## WHAT THIS TASK INVOLVES
Only lines below containing the string "date" should be counted; please give that count by itself.

## MATERIAL SHOWN
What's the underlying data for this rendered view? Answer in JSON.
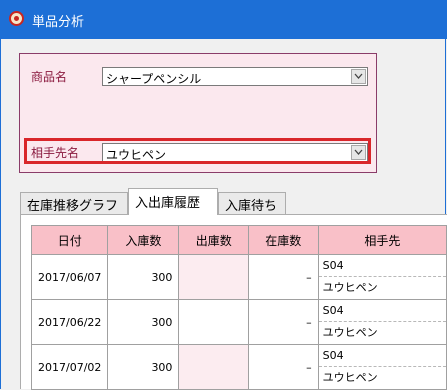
{
  "window": {
    "title": "単品分析",
    "icon": "app-logo-icon"
  },
  "filters": {
    "product_label": "商品名",
    "product_value": "シャープペンシル",
    "partner_label": "相手先名",
    "partner_value": "ユウヒペン"
  },
  "tabs": [
    {
      "label": "在庫推移グラフ",
      "active": false
    },
    {
      "label": "入出庫履歴",
      "active": true
    },
    {
      "label": "入庫待ち",
      "active": false
    }
  ],
  "table": {
    "columns": [
      "日付",
      "入庫数",
      "出庫数",
      "在庫数",
      "相手先"
    ],
    "rows": [
      {
        "date": "2017/06/07",
        "in": "300",
        "out": "",
        "stock": "–",
        "partner_code": "S04",
        "partner_name": "ユウヒペン"
      },
      {
        "date": "2017/06/22",
        "in": "300",
        "out": "",
        "stock": "–",
        "partner_code": "S04",
        "partner_name": "ユウヒペン"
      },
      {
        "date": "2017/07/02",
        "in": "300",
        "out": "",
        "stock": "–",
        "partner_code": "S04",
        "partner_name": "ユウヒペン"
      }
    ]
  },
  "colors": {
    "titlebar": "#1d6fd6",
    "panel_bg": "#fbe8ee",
    "highlight": "#d9262a",
    "header_bg": "#f9c0c8"
  }
}
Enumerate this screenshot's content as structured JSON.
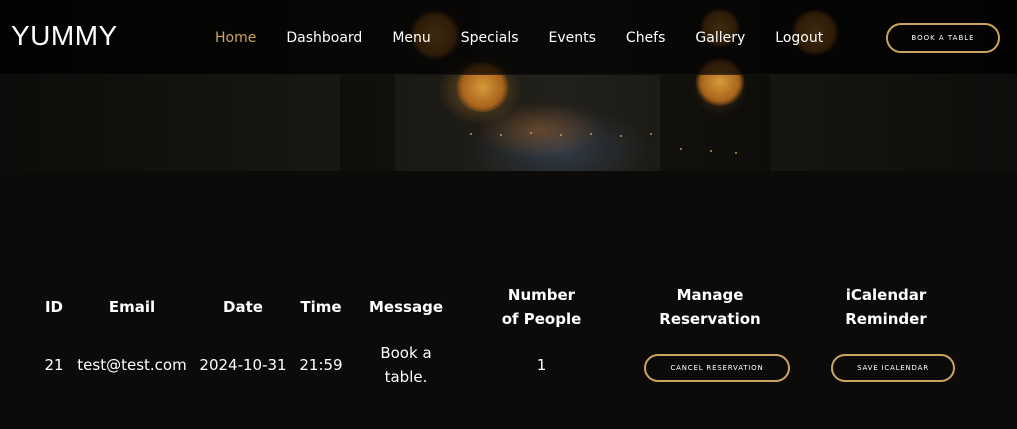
{
  "header": {
    "logo": "YUMMY",
    "nav": [
      {
        "label": "Home",
        "active": true
      },
      {
        "label": "Dashboard"
      },
      {
        "label": "Menu"
      },
      {
        "label": "Specials"
      },
      {
        "label": "Events"
      },
      {
        "label": "Chefs"
      },
      {
        "label": "Gallery"
      },
      {
        "label": "Logout"
      }
    ],
    "book_button": "BOOK A TABLE"
  },
  "reservations": {
    "columns": {
      "id": "ID",
      "email": "Email",
      "date": "Date",
      "time": "Time",
      "message": "Message",
      "people": "Number of People",
      "manage": "Manage Reservation",
      "ical": "iCalendar Reminder"
    },
    "rows": [
      {
        "id": "21",
        "email": "test@test.com",
        "date": "2024-10-31",
        "time": "21:59",
        "message": "Book a table.",
        "people": "1",
        "cancel_label": "CANCEL RESERVATION",
        "ical_label": "SAVE ICALENDAR"
      }
    ]
  },
  "colors": {
    "accent": "#cda45e",
    "background": "#0c0b09",
    "text": "#ffffff"
  }
}
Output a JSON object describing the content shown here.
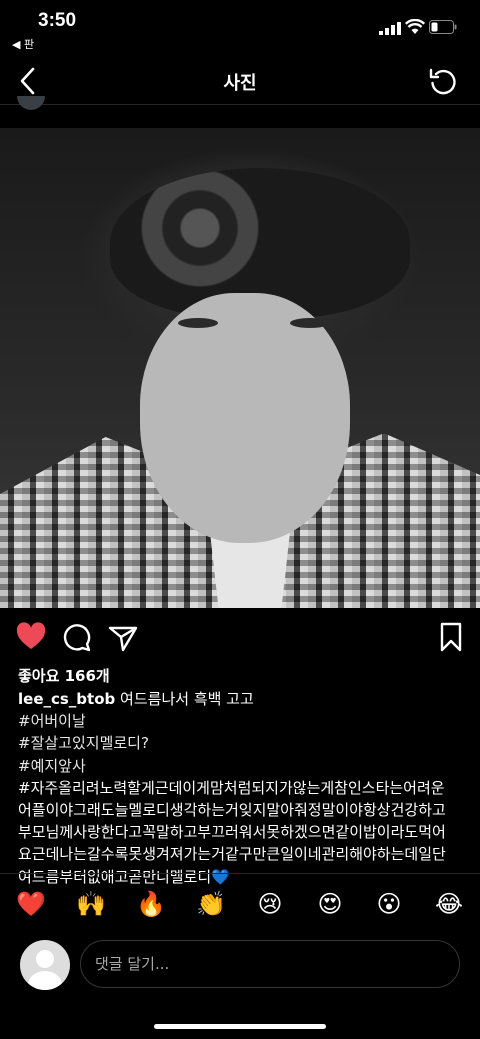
{
  "status": {
    "time": "3:50",
    "back_app": "◀ 판"
  },
  "nav": {
    "title": "사진"
  },
  "post": {
    "like_count_text": "좋아요 166개",
    "username": "lee_cs_btob",
    "caption_first": "여드름나서 흑백 고고",
    "hashtags": [
      "#어버이날",
      "#잘살고있지멜로디?",
      "#예지앞사"
    ],
    "long_lines": [
      "#자주올리려노력할게근데이게맘처럼되지가않는게참인스타는어려운",
      "어플이야그래도늘멜로디생각하는거잊지말아줘정말이야항상건강하고",
      "부모님께사랑한다고꼭말하고부끄러워서못하겠으면같이밥이라도먹어",
      "요근데나는갈수록못생겨져가는거같구만큰일이네관리해야하는데일단",
      "여드름부터없애고곧만니멜로디💙"
    ],
    "liked": true
  },
  "emoji_reactions": [
    "❤️",
    "🙌",
    "🔥",
    "👏",
    "😢",
    "😍",
    "😮",
    "😂"
  ],
  "comment": {
    "placeholder": "댓글 달기..."
  },
  "colors": {
    "like_red": "#ed4956",
    "background": "#000000",
    "divider": "#262626"
  }
}
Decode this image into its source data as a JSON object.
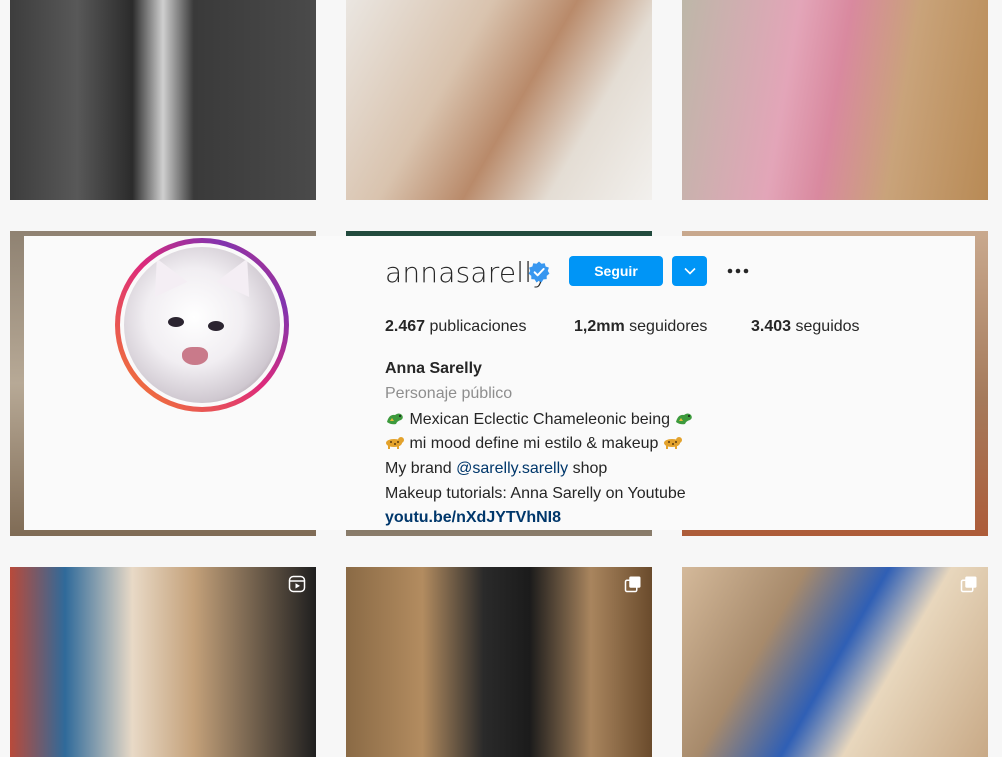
{
  "profile": {
    "username": "annasarelly",
    "verified": true,
    "follow_label": "Seguir",
    "stats": {
      "posts_count": "2.467",
      "posts_label": "publicaciones",
      "followers_count": "1,2mm",
      "followers_label": "seguidores",
      "following_count": "3.403",
      "following_label": "seguidos"
    },
    "full_name": "Anna Sarelly",
    "category": "Personaje público",
    "bio": {
      "line1_text": "Mexican Eclectic Chameleonic being",
      "line2_text": "mi mood define mi estilo & makeup",
      "line3_prefix": "My brand",
      "line3_mention": "@sarelly.sarelly",
      "line3_suffix": "shop",
      "line4_text": "Makeup tutorials: Anna Sarelly on Youtube"
    },
    "link": "youtu.be/nXdJYTVhNI8"
  },
  "grid": {
    "indicators": {
      "b1": "reel-icon",
      "b2": "carousel-icon",
      "b3": "carousel-icon"
    }
  },
  "colors": {
    "accent": "#0095f6",
    "link": "#00376b",
    "text": "#262626",
    "secondary": "#8e8e8e",
    "verified_badge": "#3897f0"
  }
}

## EXERCISE RESPONSE
5